Religious studies 'skewed', High Court told
The government has "skewed" religious studies teaching in England by excluding non-religious beliefs from the new GCSE, the High Court has heard.
Three families were seeking judicial review of the government's decision to give priority to religious views in the new course, due to be taught from 2016.
But government lawyers argued equal consideration for religious and non-religious views is not required by law.
Mr Justice Warby said he would give his judgement at a later date.
Changes to the content of religious studies GCSE, announced in February, sparked complaints at the sidelining of non-religious world views, with former Archbishop of Canterbury Rowan Williams among 28 religious leaders who urged the government to rethink its decision.
The three families argue that Education Secretary Nicky Morgan has taken an unlawful approach to the subject and is failing to reflect the pluralistic nature of the UK.
Their QC, David Wolfe, told the High Court there was widespread concern "about the secretary of state's failure to comply with her duty of neutrality and impartiality as between religious and other beliefs".
But lawyers for the education secretary argued neither statutory provisions nor the European Convention on Human Rights requires equal consideration to be given to religious and non-religious views in the curriculum.
They said that although some schools rely on the religious studies GCSE to discharge their duty to provide religious education for 14- to 16-year-olds, provision has been made for non-religious beliefs to be studied and a school's curriculum is a matter "for local determination" by individual school authorities.
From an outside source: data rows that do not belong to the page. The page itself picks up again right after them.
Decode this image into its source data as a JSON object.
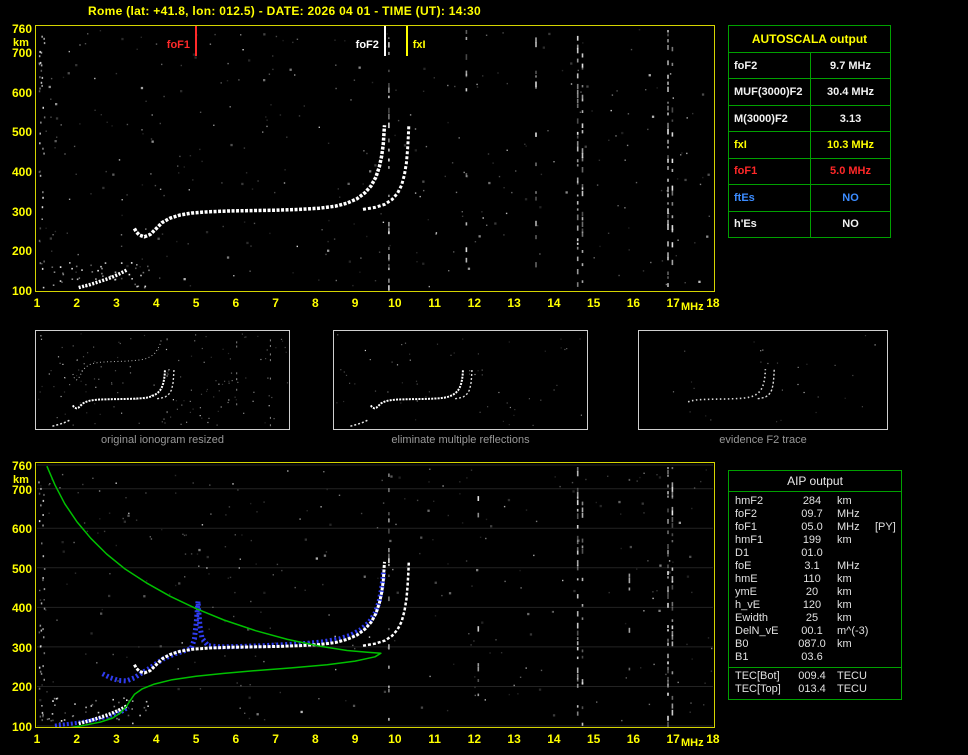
{
  "title": "Rome (lat: +41.8, lon: 012.5) - DATE: 2026 04 01 - TIME (UT): 14:30",
  "autoscala_table": {
    "header": "AUTOSCALA output",
    "rows": [
      {
        "label": "foF2",
        "value": "9.7 MHz",
        "color": "white"
      },
      {
        "label": "MUF(3000)F2",
        "value": "30.4 MHz",
        "color": "white"
      },
      {
        "label": "M(3000)F2",
        "value": "3.13",
        "color": "white"
      },
      {
        "label": "fxI",
        "value": "10.3 MHz",
        "color": "yellow"
      },
      {
        "label": "foF1",
        "value": "5.0 MHz",
        "color": "red"
      },
      {
        "label": "ftEs",
        "value": "NO",
        "color": "blue"
      },
      {
        "label": "h'Es",
        "value": "NO",
        "color": "white"
      }
    ]
  },
  "aip_table": {
    "header": "AIP output",
    "rows": [
      {
        "label": "hmF2",
        "value": "284",
        "unit": "km",
        "note": ""
      },
      {
        "label": "foF2",
        "value": "09.7",
        "unit": "MHz",
        "note": ""
      },
      {
        "label": "foF1",
        "value": "05.0",
        "unit": "MHz",
        "note": "[PY]"
      },
      {
        "label": "hmF1",
        "value": "199",
        "unit": "km",
        "note": ""
      },
      {
        "label": "D1",
        "value": "01.0",
        "unit": "",
        "note": ""
      },
      {
        "label": "foE",
        "value": "3.1",
        "unit": "MHz",
        "note": ""
      },
      {
        "label": "hmE",
        "value": "110",
        "unit": "km",
        "note": ""
      },
      {
        "label": "ymE",
        "value": "20",
        "unit": "km",
        "note": ""
      },
      {
        "label": "h_vE",
        "value": "120",
        "unit": "km",
        "note": ""
      },
      {
        "label": "Ewidth",
        "value": "25",
        "unit": "km",
        "note": ""
      },
      {
        "label": "DelN_vE",
        "value": "00.1",
        "unit": "m^(-3)",
        "note": ""
      },
      {
        "label": "B0",
        "value": "087.0",
        "unit": "km",
        "note": ""
      },
      {
        "label": "B1",
        "value": "03.6",
        "unit": "",
        "note": ""
      }
    ],
    "tec_rows": [
      {
        "label": "TEC[Bot]",
        "value": "009.4",
        "unit": "TECU"
      },
      {
        "label": "TEC[Top]",
        "value": "013.4",
        "unit": "TECU"
      }
    ]
  },
  "thumbnails": [
    {
      "caption": "original ionogram resized"
    },
    {
      "caption": "eliminate multiple reflections"
    },
    {
      "caption": "evidence F2 trace"
    }
  ],
  "chart_data": [
    {
      "type": "scatter",
      "name": "measured ionogram",
      "xlabel": "MHz",
      "ylabel": "km",
      "xlim": [
        1,
        18
      ],
      "ylim": [
        100,
        760
      ],
      "x_ticks": [
        1,
        2,
        3,
        4,
        5,
        6,
        7,
        8,
        9,
        10,
        11,
        12,
        13,
        14,
        15,
        16,
        17,
        18
      ],
      "y_ticks": [
        100,
        200,
        300,
        400,
        500,
        600,
        700,
        760
      ],
      "grid": false,
      "noise_dots": 330,
      "markers": [
        {
          "label": "foF1",
          "f": 5.0,
          "color": "#ff2a2a",
          "side": "left"
        },
        {
          "label": "foF2",
          "f": 9.75,
          "color": "#ffffff",
          "side": "left"
        },
        {
          "label": "fxI",
          "f": 10.3,
          "color": "#ffff00",
          "side": "right"
        }
      ],
      "noise_streaks": [
        {
          "f": 9.85,
          "d": 0.5
        },
        {
          "f": 11.8,
          "d": 0.18
        },
        {
          "f": 13.55,
          "d": 0.18
        },
        {
          "f": 14.6,
          "d": 0.55
        },
        {
          "f": 14.72,
          "d": 0.35
        },
        {
          "f": 16.87,
          "d": 0.6
        },
        {
          "f": 16.98,
          "d": 0.4
        }
      ],
      "series": [
        {
          "name": "Es-E-trace",
          "color": "#ffffff",
          "width": 3.5,
          "dash": "2 1.5",
          "points": [
            [
              2.05,
              106
            ],
            [
              2.2,
              110
            ],
            [
              2.35,
              114
            ],
            [
              2.5,
              119
            ],
            [
              2.65,
              124
            ],
            [
              2.8,
              129
            ],
            [
              2.95,
              135
            ],
            [
              3.1,
              142
            ],
            [
              3.25,
              150
            ]
          ]
        },
        {
          "name": "F-trace-ordinary",
          "color": "#ffffff",
          "width": 3.5,
          "dash": "3 1.5",
          "points": [
            [
              3.45,
              255
            ],
            [
              3.5,
              246
            ],
            [
              3.58,
              238
            ],
            [
              3.7,
              234
            ],
            [
              3.85,
              240
            ],
            [
              4.0,
              255
            ],
            [
              4.15,
              270
            ],
            [
              4.35,
              281
            ],
            [
              4.6,
              289
            ],
            [
              4.9,
              294
            ],
            [
              5.3,
              297
            ],
            [
              5.8,
              299
            ],
            [
              6.4,
              300
            ],
            [
              7.0,
              301
            ],
            [
              7.6,
              303
            ],
            [
              8.1,
              306
            ],
            [
              8.5,
              311
            ],
            [
              8.8,
              319
            ],
            [
              9.05,
              330
            ],
            [
              9.25,
              345
            ],
            [
              9.4,
              362
            ],
            [
              9.52,
              384
            ],
            [
              9.61,
              410
            ],
            [
              9.67,
              438
            ],
            [
              9.71,
              468
            ],
            [
              9.73,
              500
            ],
            [
              9.74,
              515
            ]
          ]
        },
        {
          "name": "F-trace-extraordinary",
          "color": "#ffffff",
          "width": 3,
          "dash": "3 2",
          "points": [
            [
              9.2,
              303
            ],
            [
              9.5,
              308
            ],
            [
              9.75,
              316
            ],
            [
              9.93,
              328
            ],
            [
              10.07,
              344
            ],
            [
              10.17,
              364
            ],
            [
              10.24,
              390
            ],
            [
              10.29,
              420
            ],
            [
              10.32,
              455
            ],
            [
              10.34,
              490
            ],
            [
              10.35,
              515
            ]
          ]
        }
      ]
    },
    {
      "type": "scatter",
      "name": "restored ionogram with electron density profile",
      "xlabel": "MHz",
      "ylabel": "km",
      "xlim": [
        1,
        18
      ],
      "ylim": [
        100,
        760
      ],
      "x_ticks": [
        1,
        2,
        3,
        4,
        5,
        6,
        7,
        8,
        9,
        10,
        11,
        12,
        13,
        14,
        15,
        16,
        17,
        18
      ],
      "y_ticks": [
        100,
        200,
        300,
        400,
        500,
        600,
        700,
        760
      ],
      "grid": true,
      "noise_dots": 300,
      "markers": [],
      "noise_streaks": [
        {
          "f": 9.85,
          "d": 0.3
        },
        {
          "f": 12.1,
          "d": 0.15
        },
        {
          "f": 14.6,
          "d": 0.5
        },
        {
          "f": 14.72,
          "d": 0.3
        },
        {
          "f": 15.9,
          "d": 0.18
        },
        {
          "f": 16.87,
          "d": 0.55
        },
        {
          "f": 16.98,
          "d": 0.45
        }
      ],
      "series": [
        {
          "name": "restored-E-trace",
          "color": "#2f3cf0",
          "width": 4,
          "dash": "2 2",
          "points": [
            [
              1.45,
              101
            ],
            [
              1.7,
              104
            ],
            [
              1.95,
              107
            ],
            [
              2.2,
              111
            ],
            [
              2.45,
              116
            ],
            [
              2.7,
              122
            ],
            [
              2.95,
              129
            ],
            [
              3.15,
              137
            ],
            [
              3.3,
              147
            ]
          ]
        },
        {
          "name": "restored-F-trace",
          "color": "#2f3cf0",
          "width": 5,
          "dash": "2 2.5",
          "points": [
            [
              2.65,
              232
            ],
            [
              2.85,
              222
            ],
            [
              3.05,
              215
            ],
            [
              3.25,
              214
            ],
            [
              3.45,
              222
            ],
            [
              3.6,
              232
            ],
            [
              3.8,
              244
            ],
            [
              4.0,
              258
            ],
            [
              4.2,
              271
            ],
            [
              4.45,
              282
            ],
            [
              4.7,
              290
            ],
            [
              4.88,
              296
            ],
            [
              4.96,
              320
            ],
            [
              5.0,
              355
            ],
            [
              5.03,
              390
            ],
            [
              5.05,
              415
            ],
            [
              5.07,
              388
            ],
            [
              5.1,
              352
            ],
            [
              5.15,
              322
            ],
            [
              5.3,
              303
            ],
            [
              5.6,
              300
            ],
            [
              6.1,
              301
            ],
            [
              6.7,
              303
            ],
            [
              7.3,
              306
            ],
            [
              7.8,
              309
            ],
            [
              8.2,
              313
            ],
            [
              8.6,
              320
            ],
            [
              8.9,
              330
            ],
            [
              9.15,
              344
            ],
            [
              9.35,
              362
            ],
            [
              9.5,
              385
            ],
            [
              9.6,
              412
            ],
            [
              9.66,
              442
            ],
            [
              9.7,
              472
            ],
            [
              9.72,
              495
            ]
          ]
        },
        {
          "name": "Es-E-trace",
          "color": "#ffffff",
          "width": 3.5,
          "dash": "2 1.5",
          "points": [
            [
              2.05,
              106
            ],
            [
              2.2,
              110
            ],
            [
              2.35,
              114
            ],
            [
              2.5,
              119
            ],
            [
              2.65,
              124
            ],
            [
              2.8,
              129
            ],
            [
              2.95,
              135
            ],
            [
              3.1,
              142
            ],
            [
              3.25,
              150
            ]
          ]
        },
        {
          "name": "F-trace-ordinary",
          "color": "#ffffff",
          "width": 3,
          "dash": "3 1.5",
          "points": [
            [
              3.45,
              255
            ],
            [
              3.5,
              246
            ],
            [
              3.58,
              238
            ],
            [
              3.7,
              234
            ],
            [
              3.85,
              240
            ],
            [
              4.0,
              255
            ],
            [
              4.15,
              270
            ],
            [
              4.35,
              281
            ],
            [
              4.6,
              289
            ],
            [
              4.9,
              294
            ],
            [
              5.3,
              297
            ],
            [
              5.8,
              299
            ],
            [
              6.4,
              300
            ],
            [
              7.0,
              301
            ],
            [
              7.6,
              303
            ],
            [
              8.1,
              306
            ],
            [
              8.5,
              311
            ],
            [
              8.8,
              319
            ],
            [
              9.05,
              330
            ],
            [
              9.25,
              345
            ],
            [
              9.4,
              362
            ],
            [
              9.52,
              384
            ],
            [
              9.61,
              410
            ],
            [
              9.67,
              438
            ],
            [
              9.71,
              468
            ],
            [
              9.73,
              500
            ],
            [
              9.74,
              515
            ]
          ]
        },
        {
          "name": "F-trace-extraordinary",
          "color": "#ffffff",
          "width": 2.5,
          "dash": "3 2",
          "points": [
            [
              9.2,
              303
            ],
            [
              9.5,
              308
            ],
            [
              9.75,
              316
            ],
            [
              9.93,
              328
            ],
            [
              10.07,
              344
            ],
            [
              10.17,
              364
            ],
            [
              10.24,
              390
            ],
            [
              10.29,
              420
            ],
            [
              10.32,
              455
            ],
            [
              10.34,
              490
            ],
            [
              10.35,
              515
            ]
          ]
        },
        {
          "name": "electron-density-profile",
          "color": "#00c000",
          "width": 1.5,
          "dash": "",
          "points": [
            [
              1.25,
              757
            ],
            [
              1.45,
              710
            ],
            [
              1.7,
              662
            ],
            [
              2.0,
              617
            ],
            [
              2.35,
              575
            ],
            [
              2.75,
              535
            ],
            [
              3.2,
              498
            ],
            [
              3.75,
              462
            ],
            [
              4.35,
              428
            ],
            [
              5.0,
              397
            ],
            [
              5.7,
              368
            ],
            [
              6.5,
              341
            ],
            [
              7.3,
              319
            ],
            [
              8.1,
              302
            ],
            [
              8.8,
              291
            ],
            [
              9.35,
              286
            ],
            [
              9.65,
              284
            ],
            [
              9.5,
              275
            ],
            [
              9.0,
              264
            ],
            [
              8.3,
              255
            ],
            [
              7.4,
              247
            ],
            [
              6.5,
              240
            ],
            [
              5.7,
              233
            ],
            [
              5.0,
              226
            ],
            [
              4.4,
              217
            ],
            [
              3.95,
              206
            ],
            [
              3.65,
              194
            ],
            [
              3.45,
              180
            ],
            [
              3.35,
              165
            ],
            [
              3.25,
              150
            ],
            [
              3.1,
              133
            ],
            [
              2.9,
              120
            ],
            [
              2.6,
              110
            ],
            [
              2.2,
              102
            ],
            [
              1.85,
              96
            ]
          ]
        }
      ]
    }
  ]
}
The three families come from Cumbria, Kent and Somerset.
The case is backed by the British Humanist Association.